TASK
Leave the pictures out, and print everything else in the records exactly.

INPUT
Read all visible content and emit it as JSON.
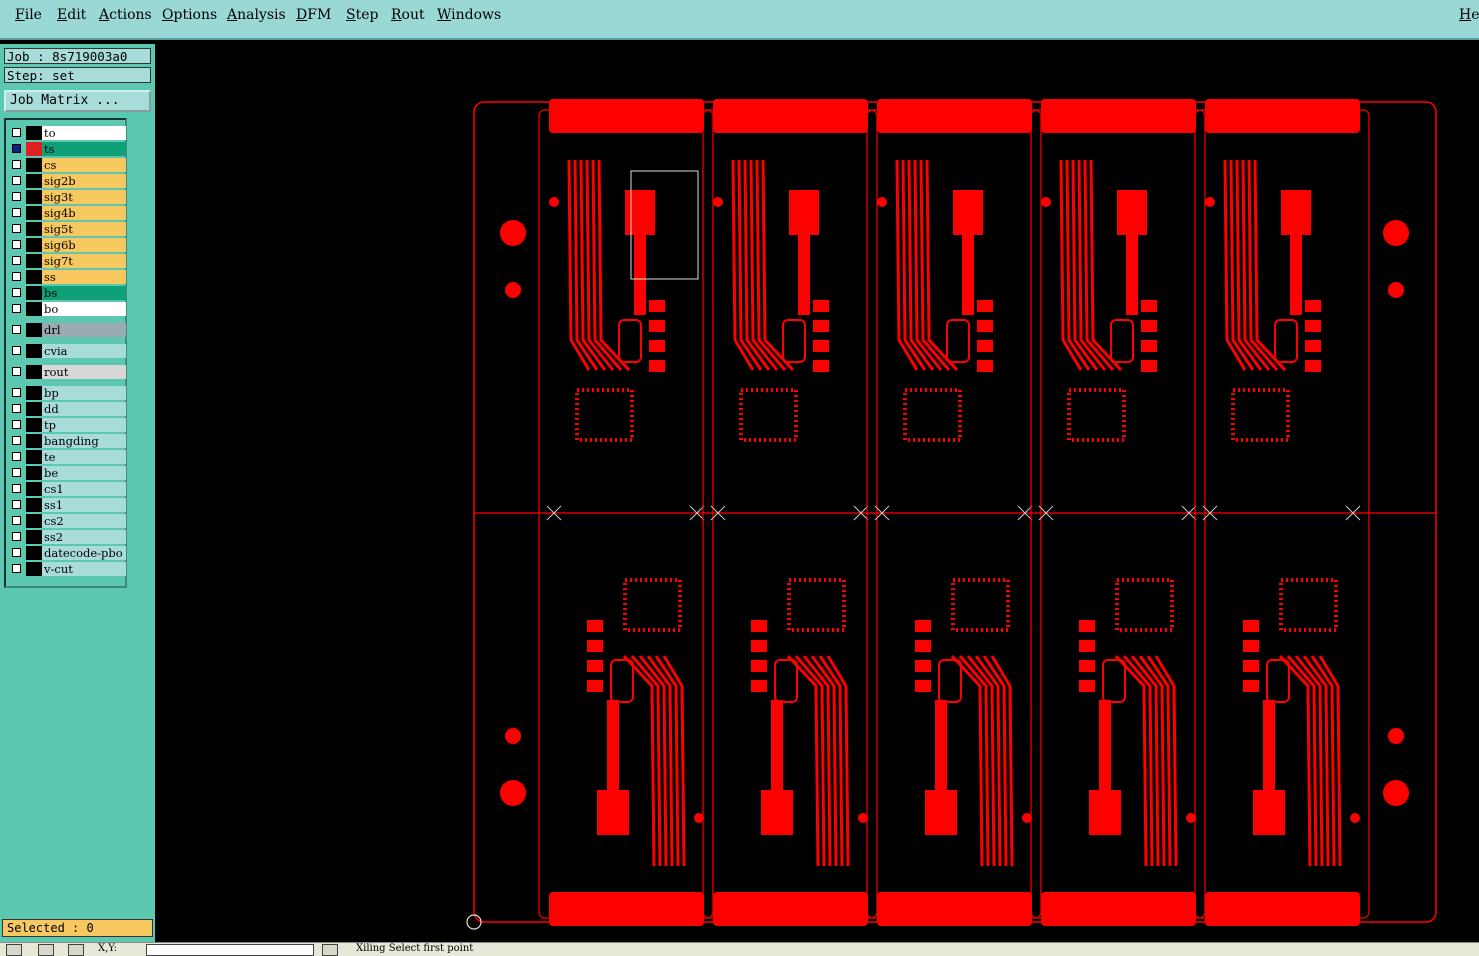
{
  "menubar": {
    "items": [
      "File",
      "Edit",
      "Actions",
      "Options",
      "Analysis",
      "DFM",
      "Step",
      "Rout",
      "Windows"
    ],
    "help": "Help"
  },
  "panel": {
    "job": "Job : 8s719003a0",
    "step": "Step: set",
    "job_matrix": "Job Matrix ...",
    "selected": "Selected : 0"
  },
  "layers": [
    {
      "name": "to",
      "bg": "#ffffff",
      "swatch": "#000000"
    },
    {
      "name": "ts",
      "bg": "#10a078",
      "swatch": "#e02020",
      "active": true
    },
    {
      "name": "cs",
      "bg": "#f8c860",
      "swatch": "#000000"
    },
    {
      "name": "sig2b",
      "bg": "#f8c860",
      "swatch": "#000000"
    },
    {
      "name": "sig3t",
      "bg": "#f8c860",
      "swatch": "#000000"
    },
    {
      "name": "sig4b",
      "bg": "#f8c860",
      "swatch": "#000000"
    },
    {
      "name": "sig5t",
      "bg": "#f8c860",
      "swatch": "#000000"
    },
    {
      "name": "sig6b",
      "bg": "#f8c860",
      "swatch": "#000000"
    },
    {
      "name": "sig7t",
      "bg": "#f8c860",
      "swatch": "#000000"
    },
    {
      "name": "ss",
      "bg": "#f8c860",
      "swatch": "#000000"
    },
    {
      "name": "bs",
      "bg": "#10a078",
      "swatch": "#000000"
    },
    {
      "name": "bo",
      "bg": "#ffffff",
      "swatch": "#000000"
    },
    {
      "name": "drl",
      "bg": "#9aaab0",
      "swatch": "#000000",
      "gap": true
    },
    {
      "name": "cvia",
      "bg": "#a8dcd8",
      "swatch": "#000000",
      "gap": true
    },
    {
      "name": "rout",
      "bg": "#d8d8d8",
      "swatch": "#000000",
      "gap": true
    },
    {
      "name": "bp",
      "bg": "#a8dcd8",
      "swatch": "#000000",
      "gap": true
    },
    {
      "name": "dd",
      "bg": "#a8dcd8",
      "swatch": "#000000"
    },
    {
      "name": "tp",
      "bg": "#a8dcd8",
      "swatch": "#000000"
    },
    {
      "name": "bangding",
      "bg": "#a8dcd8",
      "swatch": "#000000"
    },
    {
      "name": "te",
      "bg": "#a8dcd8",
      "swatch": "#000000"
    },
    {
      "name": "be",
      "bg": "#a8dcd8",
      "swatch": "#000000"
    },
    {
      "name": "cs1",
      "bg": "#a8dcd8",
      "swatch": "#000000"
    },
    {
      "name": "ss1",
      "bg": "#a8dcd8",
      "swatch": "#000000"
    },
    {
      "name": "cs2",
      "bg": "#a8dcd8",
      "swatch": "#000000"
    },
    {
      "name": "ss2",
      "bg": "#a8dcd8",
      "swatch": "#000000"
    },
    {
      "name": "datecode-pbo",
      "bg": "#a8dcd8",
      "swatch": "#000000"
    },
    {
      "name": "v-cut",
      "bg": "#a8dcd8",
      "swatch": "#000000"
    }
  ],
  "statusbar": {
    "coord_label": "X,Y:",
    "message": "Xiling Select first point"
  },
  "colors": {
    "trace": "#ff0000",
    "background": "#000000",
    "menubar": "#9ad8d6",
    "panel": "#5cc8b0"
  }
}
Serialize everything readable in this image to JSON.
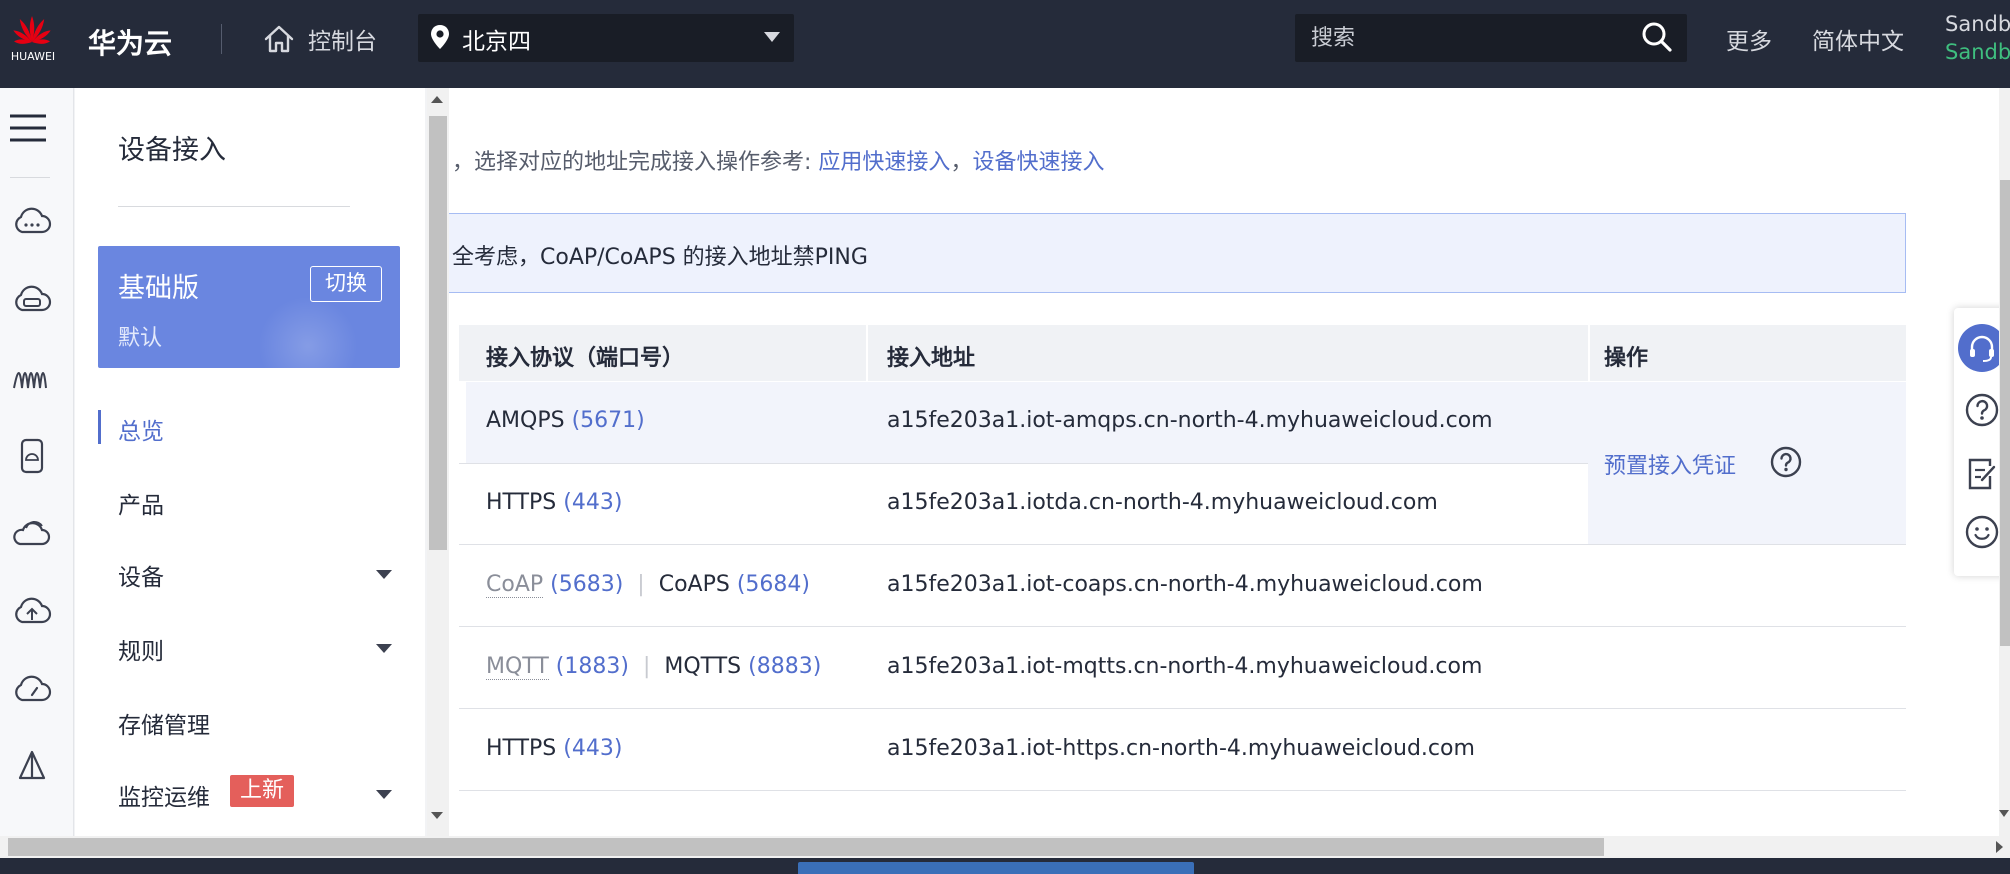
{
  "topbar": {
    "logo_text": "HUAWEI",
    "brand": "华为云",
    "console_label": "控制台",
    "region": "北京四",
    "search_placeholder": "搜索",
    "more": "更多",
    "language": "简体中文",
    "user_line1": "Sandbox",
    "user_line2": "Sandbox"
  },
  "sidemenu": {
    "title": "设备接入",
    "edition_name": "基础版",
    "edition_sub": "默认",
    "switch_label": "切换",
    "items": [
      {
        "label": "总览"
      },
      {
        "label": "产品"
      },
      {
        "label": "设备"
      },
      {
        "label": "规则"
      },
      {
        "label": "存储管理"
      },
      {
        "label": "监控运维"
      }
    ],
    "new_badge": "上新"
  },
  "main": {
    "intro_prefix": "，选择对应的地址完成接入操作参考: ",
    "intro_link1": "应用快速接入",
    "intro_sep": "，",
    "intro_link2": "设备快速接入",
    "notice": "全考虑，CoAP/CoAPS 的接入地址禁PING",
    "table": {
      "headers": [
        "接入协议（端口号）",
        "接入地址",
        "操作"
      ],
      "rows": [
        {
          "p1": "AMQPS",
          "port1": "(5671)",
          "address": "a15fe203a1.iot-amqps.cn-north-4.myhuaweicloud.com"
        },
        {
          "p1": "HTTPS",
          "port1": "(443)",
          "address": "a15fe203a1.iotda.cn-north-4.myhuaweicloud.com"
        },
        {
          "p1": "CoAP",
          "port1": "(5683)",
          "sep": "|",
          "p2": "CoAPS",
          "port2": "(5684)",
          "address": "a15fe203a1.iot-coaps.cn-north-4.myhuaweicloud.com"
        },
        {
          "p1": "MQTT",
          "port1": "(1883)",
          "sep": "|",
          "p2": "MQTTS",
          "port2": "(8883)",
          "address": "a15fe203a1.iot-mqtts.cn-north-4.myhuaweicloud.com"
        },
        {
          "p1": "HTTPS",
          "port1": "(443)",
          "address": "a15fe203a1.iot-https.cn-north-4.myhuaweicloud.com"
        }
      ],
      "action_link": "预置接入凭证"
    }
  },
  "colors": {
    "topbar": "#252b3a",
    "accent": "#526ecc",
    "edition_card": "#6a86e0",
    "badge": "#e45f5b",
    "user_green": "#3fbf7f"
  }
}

RESPONSE AREA
Read all visible content and emit it as JSON.
{
  "menubar": {
    "items": [
      "File",
      "Edit",
      "Actions",
      "Options",
      "Analysis",
      "DFM",
      "Step",
      "Rout",
      "Windows"
    ],
    "help": "Help"
  },
  "panel": {
    "job": "Job : 8s719003a0",
    "step": "Step: set",
    "job_matrix": "Job Matrix ...",
    "selected": "Selected : 0"
  },
  "layers": [
    {
      "name": "to",
      "bg": "#ffffff",
      "swatch": "#000000"
    },
    {
      "name": "ts",
      "bg": "#10a078",
      "swatch": "#e02020",
      "active": true
    },
    {
      "name": "cs",
      "bg": "#f8c860",
      "swatch": "#000000"
    },
    {
      "name": "sig2b",
      "bg": "#f8c860",
      "swatch": "#000000"
    },
    {
      "name": "sig3t",
      "bg": "#f8c860",
      "swatch": "#000000"
    },
    {
      "name": "sig4b",
      "bg": "#f8c860",
      "swatch": "#000000"
    },
    {
      "name": "sig5t",
      "bg": "#f8c860",
      "swatch": "#000000"
    },
    {
      "name": "sig6b",
      "bg": "#f8c860",
      "swatch": "#000000"
    },
    {
      "name": "sig7t",
      "bg": "#f8c860",
      "swatch": "#000000"
    },
    {
      "name": "ss",
      "bg": "#f8c860",
      "swatch": "#000000"
    },
    {
      "name": "bs",
      "bg": "#10a078",
      "swatch": "#000000"
    },
    {
      "name": "bo",
      "bg": "#ffffff",
      "swatch": "#000000"
    },
    {
      "name": "drl",
      "bg": "#9aaab0",
      "swatch": "#000000",
      "gap": true
    },
    {
      "name": "cvia",
      "bg": "#a8dcd8",
      "swatch": "#000000",
      "gap": true
    },
    {
      "name": "rout",
      "bg": "#d8d8d8",
      "swatch": "#000000",
      "gap": true
    },
    {
      "name": "bp",
      "bg": "#a8dcd8",
      "swatch": "#000000",
      "gap": true
    },
    {
      "name": "dd",
      "bg": "#a8dcd8",
      "swatch": "#000000"
    },
    {
      "name": "tp",
      "bg": "#a8dcd8",
      "swatch": "#000000"
    },
    {
      "name": "bangding",
      "bg": "#a8dcd8",
      "swatch": "#000000"
    },
    {
      "name": "te",
      "bg": "#a8dcd8",
      "swatch": "#000000"
    },
    {
      "name": "be",
      "bg": "#a8dcd8",
      "swatch": "#000000"
    },
    {
      "name": "cs1",
      "bg": "#a8dcd8",
      "swatch": "#000000"
    },
    {
      "name": "ss1",
      "bg": "#a8dcd8",
      "swatch": "#000000"
    },
    {
      "name": "cs2",
      "bg": "#a8dcd8",
      "swatch": "#000000"
    },
    {
      "name": "ss2",
      "bg": "#a8dcd8",
      "swatch": "#000000"
    },
    {
      "name": "datecode-pbo",
      "bg": "#a8dcd8",
      "swatch": "#000000"
    },
    {
      "name": "v-cut",
      "bg": "#a8dcd8",
      "swatch": "#000000"
    }
  ],
  "statusbar": {
    "coord_label": "X,Y:",
    "message": "Xiling Select first point"
  },
  "colors": {
    "trace": "#ff0000",
    "background": "#000000",
    "menubar": "#9ad8d6",
    "panel": "#5cc8b0"
  }
}
Serialize everything readable in this image to JSON.
{
  "topbar": {
    "logo_text": "HUAWEI",
    "brand": "华为云",
    "console_label": "控制台",
    "region": "北京四",
    "search_placeholder": "搜索",
    "more": "更多",
    "language": "简体中文",
    "user_line1": "Sandbox",
    "user_line2": "Sandbox"
  },
  "sidemenu": {
    "title": "设备接入",
    "edition_name": "基础版",
    "edition_sub": "默认",
    "switch_label": "切换",
    "items": [
      {
        "label": "总览"
      },
      {
        "label": "产品"
      },
      {
        "label": "设备"
      },
      {
        "label": "规则"
      },
      {
        "label": "存储管理"
      },
      {
        "label": "监控运维"
      }
    ],
    "new_badge": "上新"
  },
  "main": {
    "intro_prefix": "，选择对应的地址完成接入操作参考: ",
    "intro_link1": "应用快速接入",
    "intro_sep": "，",
    "intro_link2": "设备快速接入",
    "notice": "全考虑，CoAP/CoAPS 的接入地址禁PING",
    "table": {
      "headers": [
        "接入协议（端口号）",
        "接入地址",
        "操作"
      ],
      "rows": [
        {
          "p1": "AMQPS",
          "port1": "(5671)",
          "address": "a15fe203a1.iot-amqps.cn-north-4.myhuaweicloud.com"
        },
        {
          "p1": "HTTPS",
          "port1": "(443)",
          "address": "a15fe203a1.iotda.cn-north-4.myhuaweicloud.com"
        },
        {
          "p1": "CoAP",
          "port1": "(5683)",
          "sep": "|",
          "p2": "CoAPS",
          "port2": "(5684)",
          "address": "a15fe203a1.iot-coaps.cn-north-4.myhuaweicloud.com"
        },
        {
          "p1": "MQTT",
          "port1": "(1883)",
          "sep": "|",
          "p2": "MQTTS",
          "port2": "(8883)",
          "address": "a15fe203a1.iot-mqtts.cn-north-4.myhuaweicloud.com"
        },
        {
          "p1": "HTTPS",
          "port1": "(443)",
          "address": "a15fe203a1.iot-https.cn-north-4.myhuaweicloud.com"
        }
      ],
      "action_link": "预置接入凭证"
    }
  },
  "colors": {
    "topbar": "#252b3a",
    "accent": "#526ecc",
    "edition_card": "#6a86e0",
    "badge": "#e45f5b",
    "user_green": "#3fbf7f"
  }
}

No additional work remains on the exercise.